Could you copy, word for word, only the lines from the one containing "Read all visible content and emit it as JSON." through the last line of the records below, both included?

*** Opening of Data for processing ***

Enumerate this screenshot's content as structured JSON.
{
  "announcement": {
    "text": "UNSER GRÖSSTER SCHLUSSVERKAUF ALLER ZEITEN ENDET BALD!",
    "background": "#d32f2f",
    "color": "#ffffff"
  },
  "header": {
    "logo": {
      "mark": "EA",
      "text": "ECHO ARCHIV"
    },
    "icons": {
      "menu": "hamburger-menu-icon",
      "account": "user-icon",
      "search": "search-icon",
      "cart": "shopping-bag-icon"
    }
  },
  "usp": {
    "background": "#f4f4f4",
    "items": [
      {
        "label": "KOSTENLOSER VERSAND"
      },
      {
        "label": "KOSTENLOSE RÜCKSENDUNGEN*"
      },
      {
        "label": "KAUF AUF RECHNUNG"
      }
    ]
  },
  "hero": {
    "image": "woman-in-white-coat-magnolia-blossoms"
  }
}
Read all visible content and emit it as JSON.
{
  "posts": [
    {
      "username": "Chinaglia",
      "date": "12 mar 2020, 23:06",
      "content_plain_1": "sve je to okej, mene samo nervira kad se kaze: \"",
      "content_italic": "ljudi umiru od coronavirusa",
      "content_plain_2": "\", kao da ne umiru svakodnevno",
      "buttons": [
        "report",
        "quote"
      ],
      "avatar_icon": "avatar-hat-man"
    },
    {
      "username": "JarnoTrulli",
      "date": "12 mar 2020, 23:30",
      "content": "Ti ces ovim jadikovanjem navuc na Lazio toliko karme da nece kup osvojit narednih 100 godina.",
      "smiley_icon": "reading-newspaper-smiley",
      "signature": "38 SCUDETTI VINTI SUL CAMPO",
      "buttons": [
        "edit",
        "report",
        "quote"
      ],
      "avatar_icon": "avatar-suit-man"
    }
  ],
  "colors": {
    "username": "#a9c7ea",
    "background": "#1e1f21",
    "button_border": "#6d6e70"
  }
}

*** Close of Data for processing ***

Reply to the exercise:
Read all visible content and emit it as JSON.
{
  "posts": [
    {
      "username": "Chinaglia",
      "date": "12 mar 2020, 23:06",
      "content_plain_1": "sve je to okej, mene samo nervira kad se kaze: \"",
      "content_italic": "ljudi umiru od coronavirusa",
      "content_plain_2": "\", kao da ne umiru svakodnevno",
      "buttons": [
        "report",
        "quote"
      ],
      "avatar_icon": "avatar-hat-man"
    },
    {
      "username": "JarnoTrulli",
      "date": "12 mar 2020, 23:30",
      "content": "Ti ces ovim jadikovanjem navuc na Lazio toliko karme da nece kup osvojit narednih 100 godina.",
      "smiley_icon": "reading-newspaper-smiley",
      "signature": "38 SCUDETTI VINTI SUL CAMPO",
      "buttons": [
        "edit",
        "report",
        "quote"
      ],
      "avatar_icon": "avatar-suit-man"
    }
  ],
  "colors": {
    "username": "#a9c7ea",
    "background": "#1e1f21",
    "button_border": "#6d6e70"
  }
}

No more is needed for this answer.